- The Sociopath: Reynauld slaughters innocent Muslim caravans with vigor, like it was part of his daily routine.
- So Proud of You: Godfrey to Balian. In his last confession, he says he is sorry for all of his sins but one, looking at him.
- Standardized Leader: Balian at least comes close to this.
- Stealth Hi/Bye: The Hospitaller pulls one off in the middle of the desert.

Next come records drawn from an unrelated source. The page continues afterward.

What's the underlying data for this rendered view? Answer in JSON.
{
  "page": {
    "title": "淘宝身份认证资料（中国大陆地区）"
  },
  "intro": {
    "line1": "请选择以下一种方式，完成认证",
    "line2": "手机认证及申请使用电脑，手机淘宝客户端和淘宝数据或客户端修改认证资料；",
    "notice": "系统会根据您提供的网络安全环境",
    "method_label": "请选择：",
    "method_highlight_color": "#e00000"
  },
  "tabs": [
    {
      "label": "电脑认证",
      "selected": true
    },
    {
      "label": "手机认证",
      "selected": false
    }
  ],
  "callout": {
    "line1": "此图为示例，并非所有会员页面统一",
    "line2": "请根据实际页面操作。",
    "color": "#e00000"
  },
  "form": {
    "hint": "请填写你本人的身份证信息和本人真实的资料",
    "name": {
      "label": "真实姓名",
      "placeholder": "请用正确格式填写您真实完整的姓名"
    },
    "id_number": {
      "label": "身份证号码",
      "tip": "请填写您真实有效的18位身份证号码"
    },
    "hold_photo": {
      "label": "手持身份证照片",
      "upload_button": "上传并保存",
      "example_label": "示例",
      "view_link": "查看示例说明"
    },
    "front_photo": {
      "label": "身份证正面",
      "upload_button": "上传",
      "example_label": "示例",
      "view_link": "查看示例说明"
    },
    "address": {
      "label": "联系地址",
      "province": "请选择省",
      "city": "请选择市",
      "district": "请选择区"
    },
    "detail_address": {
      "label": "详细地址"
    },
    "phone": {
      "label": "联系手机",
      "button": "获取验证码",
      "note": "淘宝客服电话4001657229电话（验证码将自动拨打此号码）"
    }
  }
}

One of the hints that he's a Spirit Advisor.
- Stock Scream: You can hear a Wilhelm during the siege when one of the attackers falls from a siege tower.
- Suicidal Over Confidence: Guy de Lusignan and the rest of the Templars are certain they will claim victory in a war with the Saracens.
- The Stoic: The nicer interpretation of Orlando Bloom's performance as Balian.
- Symbolic Blood: At one point during the climactic siege, shots of Balian hacking and slicing atop the walls are intercut with shots of oil being tossed onto the attackers.
- Too Dumb to Live:
- When Guy becomes king of Jerusalem, he rides out with the entire army to meet Saladin on a forced march away from water and the entire Christian army is on its last legs by the time they arrive to do battle, with historically accurate results.
- Also, Balian's brother who, perhaps, assumed he didn't have it in him, but chose to mock his grieving brother while Balian was hard at work on a sword, around a very firey forge.
- Too Good for This Sinful Earth: Balian's wife and King Baldwin.
- Translation Convention: Most of the European characters should be speaking French, and the Muslims Arabic.
- 24-Hour Armor:
- Typical case. Knights variously treat their armor as normal streetwear, business suit, or evening attire. Tiberias even wears it during office hours.
- Averted with Balian and the Saracen generals Saladin and Imad, who are only seen wearing full armor when they're ready to do serious battle.
- Tyrant Takes the Helm: Guy de Lusignan becomes king of Jerusalemnote after Baldwin's deathnote . It doesn't last for long, due to Guy also being a General Failure.
- War for Fun and Profit: Tiberias laments this before leaving for Cyprus after the battle of Hattin; that the real reason the Christians came to the holy land was for money and power.
- Warrior Poet: Saladin.
- We Are Not Going Through That Again. "I am the blacksmith."
- What the Hell, Hero?: Tiberius and Sybilla both dress down Balian for letting tens of thousands die pointlessly to avoid the death of one personal enemy.
- The Wise Prince: King Baldwin IV.
When I was sixteen I won a great victory. I felt in that moment I would live to be a hundred. Now I know I shall not see thirty. None of us know our end really... A King may move a man... but remember that your soul
is in your keeping alone. Even though those who move you be kings or men of power... When you stand before God, you cannot say "but I was told by others
to do thus" or that "virtue was not convenient at the time." This will not suffice.
- The Woman Wearing the Queenly Mask: Queen Sybilla.
Sybilla: A woman in my place has two faces, one for the world and one which she wears in private. With you I'll be only Sybilla. Tiberias thinks me unpredictable; I am unpredictable.
- Worthy Opponent:
- Saladin, and Imad ad-Din with him. Saladin and Baldwin share a great deal of mutual respect and speak to each other almost as if they were friends, if it were not for them being on opposing sides.
- Balian is this to the Saracens, after he defeats one of their great warriors in a dispute and releases Imad from bondage, not knowing he is a Saracen noble.
- You See, I'm Dying: King Baldwin, due to his bad case of leprosy.